Table of Contents
1. Understanding Memory and Memory Impairments
2. Recovery of Memory Functions after Brain Injuries
3. Assessment for Rehabilitation
4. Compensating for Memory Deficits with Memory Aids, with Narinder Kapur
5. Mnemonics and Rehearsal Strategies in Rehabilitation
6. New Learning in Rehabilitation: Errorless Learning, Spaced Retrieval (Expanded Rehearsal), and Vanishing Cues
7. Memory Groups
8. Treating the Emotional and Mood Disorders Associated with Memory Impairment
9. Goal Setting to Plan and Evaluate Memory Rehabilitation
10. Putting It All Together
11. Final Thoughts and a General Summary

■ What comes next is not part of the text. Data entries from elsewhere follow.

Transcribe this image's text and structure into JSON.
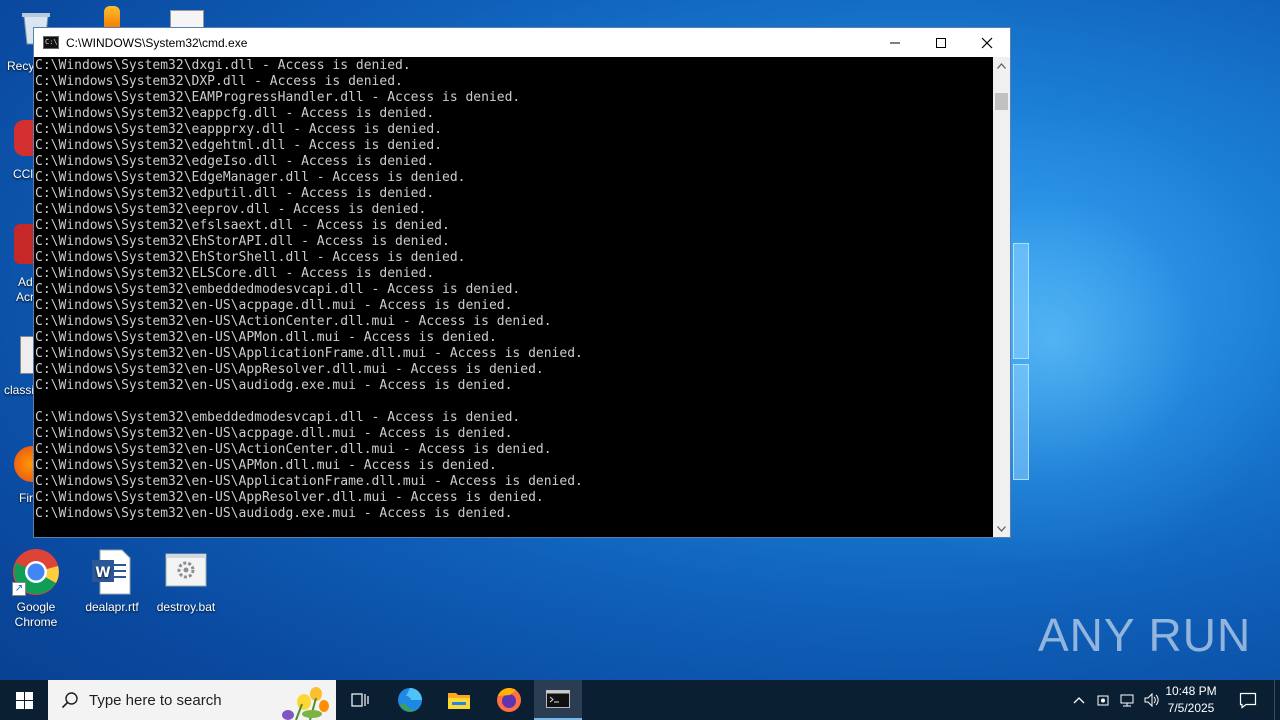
{
  "window": {
    "title": "C:\\WINDOWS\\System32\\cmd.exe",
    "icon": "cmd-icon",
    "buttons": [
      "minimize-icon",
      "maximize-icon",
      "close-icon"
    ]
  },
  "console_lines": [
    "C:\\Windows\\System32\\dxgi.dll - Access is denied.",
    "C:\\Windows\\System32\\DXP.dll - Access is denied.",
    "C:\\Windows\\System32\\EAMProgressHandler.dll - Access is denied.",
    "C:\\Windows\\System32\\eappcfg.dll - Access is denied.",
    "C:\\Windows\\System32\\eappprxy.dll - Access is denied.",
    "C:\\Windows\\System32\\edgehtml.dll - Access is denied.",
    "C:\\Windows\\System32\\edgeIso.dll - Access is denied.",
    "C:\\Windows\\System32\\EdgeManager.dll - Access is denied.",
    "C:\\Windows\\System32\\edputil.dll - Access is denied.",
    "C:\\Windows\\System32\\eeprov.dll - Access is denied.",
    "C:\\Windows\\System32\\efslsaext.dll - Access is denied.",
    "C:\\Windows\\System32\\EhStorAPI.dll - Access is denied.",
    "C:\\Windows\\System32\\EhStorShell.dll - Access is denied.",
    "C:\\Windows\\System32\\ELSCore.dll - Access is denied.",
    "C:\\Windows\\System32\\embeddedmodesvcapi.dll - Access is denied.",
    "C:\\Windows\\System32\\en-US\\acppage.dll.mui - Access is denied.",
    "C:\\Windows\\System32\\en-US\\ActionCenter.dll.mui - Access is denied.",
    "C:\\Windows\\System32\\en-US\\APMon.dll.mui - Access is denied.",
    "C:\\Windows\\System32\\en-US\\ApplicationFrame.dll.mui - Access is denied.",
    "C:\\Windows\\System32\\en-US\\AppResolver.dll.mui - Access is denied.",
    "C:\\Windows\\System32\\en-US\\audiodg.exe.mui - Access is denied.",
    "",
    "C:\\Windows\\System32\\embeddedmodesvcapi.dll - Access is denied.",
    "C:\\Windows\\System32\\en-US\\acppage.dll.mui - Access is denied.",
    "C:\\Windows\\System32\\en-US\\ActionCenter.dll.mui - Access is denied.",
    "C:\\Windows\\System32\\en-US\\APMon.dll.mui - Access is denied.",
    "C:\\Windows\\System32\\en-US\\ApplicationFrame.dll.mui - Access is denied.",
    "C:\\Windows\\System32\\en-US\\AppResolver.dll.mui - Access is denied.",
    "C:\\Windows\\System32\\en-US\\audiodg.exe.mui - Access is denied."
  ],
  "desktop": {
    "partial_labels": [
      "Recy",
      "CCl",
      "Ad",
      "Acr",
      "classi",
      "Fir"
    ],
    "icons": [
      {
        "label_line1": "Google",
        "label_line2": "Chrome",
        "icon": "chrome-icon"
      },
      {
        "label_line1": "dealapr.rtf",
        "label_line2": "",
        "icon": "word-document-icon"
      },
      {
        "label_line1": "destroy.bat",
        "label_line2": "",
        "icon": "batch-file-icon"
      }
    ]
  },
  "watermark": "ANY RUN",
  "taskbar": {
    "search_placeholder": "Type here to search",
    "clock_time": "10:48 PM",
    "clock_date": "7/5/2025"
  },
  "colors": {
    "console_bg": "#000000",
    "console_text": "#cccccc",
    "taskbar_bg": "#0b1f33"
  }
}
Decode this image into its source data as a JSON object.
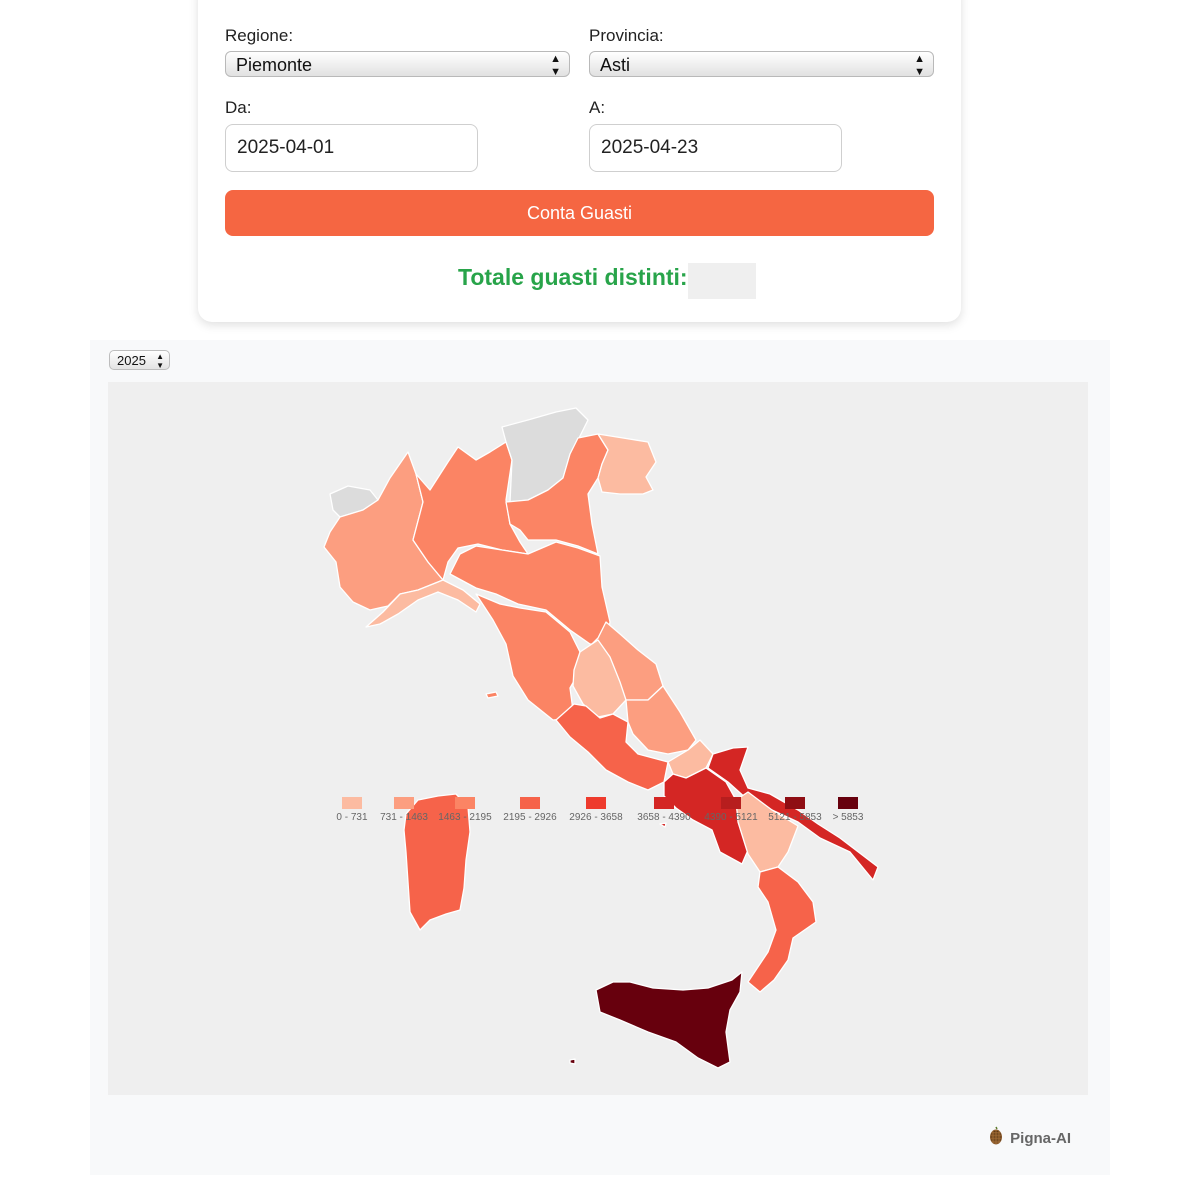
{
  "form": {
    "region_label": "Regione:",
    "region_value": "Piemonte",
    "province_label": "Provincia:",
    "province_value": "Asti",
    "from_label": "Da:",
    "from_value": "2025-04-01",
    "to_label": "A:",
    "to_value": "2025-04-23",
    "button_label": "Conta Guasti",
    "total_label": "Totale guasti distinti:"
  },
  "map": {
    "year_value": "2025",
    "legend": [
      {
        "label": "0 - 731",
        "color": "#fcbba1"
      },
      {
        "label": "731 - 1463",
        "color": "#fc9e80"
      },
      {
        "label": "1463 - 2195",
        "color": "#fb8464"
      },
      {
        "label": "2195 - 2926",
        "color": "#f6634a"
      },
      {
        "label": "2926 - 3658",
        "color": "#ee3b2d"
      },
      {
        "label": "3658 - 4390",
        "color": "#d42624"
      },
      {
        "label": "4390 - 5121",
        "color": "#b71e1e"
      },
      {
        "label": "5121 - 5853",
        "color": "#8f0e14"
      },
      {
        "label": "> 5853",
        "color": "#67000d"
      }
    ],
    "no_data_color": "#dcdcdc"
  },
  "brand": {
    "name": "Pigna-AI",
    "icon": "pinecone-icon"
  }
}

Barbara A. Wilson, PhD, ScD, has worked in brain injury rehabilitation since 1979, at Rivermead Rehabilitation Centre in Oxford, Charing Cross Hospital in London, and the University of Southampton Medical School. She has also been a Senior Scientist at the Medical Research Council's Cognition and Brain Sciences Unit in Cambridge since 1990. In 1996, Dr. Wilson established the Oliver Zangwill Centre for Neuropsychological Rehabilitation, a partnership between the local NHS Trust and the Medical Research Council, and serves as the Centre's Director of Research. She holds or has held several grants to study new assessment and treatment procedures for people with nonprogressive brain injury and has written over 16 books, 8 widely used neuropsychological tests, and over 260 journal articles and chapters. Editor-in-Chief of the journal Neuropsychological Rehabilitation, she has served on the governing boards of the Encephalitis Society, the Academy for Multidisciplinary Neurotraumatology, and the World Federation for NeuroRehabilitation. Dr. Wilson has received numerous prestigious awards for her research and clinical contributions and is a Fellow of the British Psychological Society, the Academy of Medical Sciences, and the Academy of Social Sciences.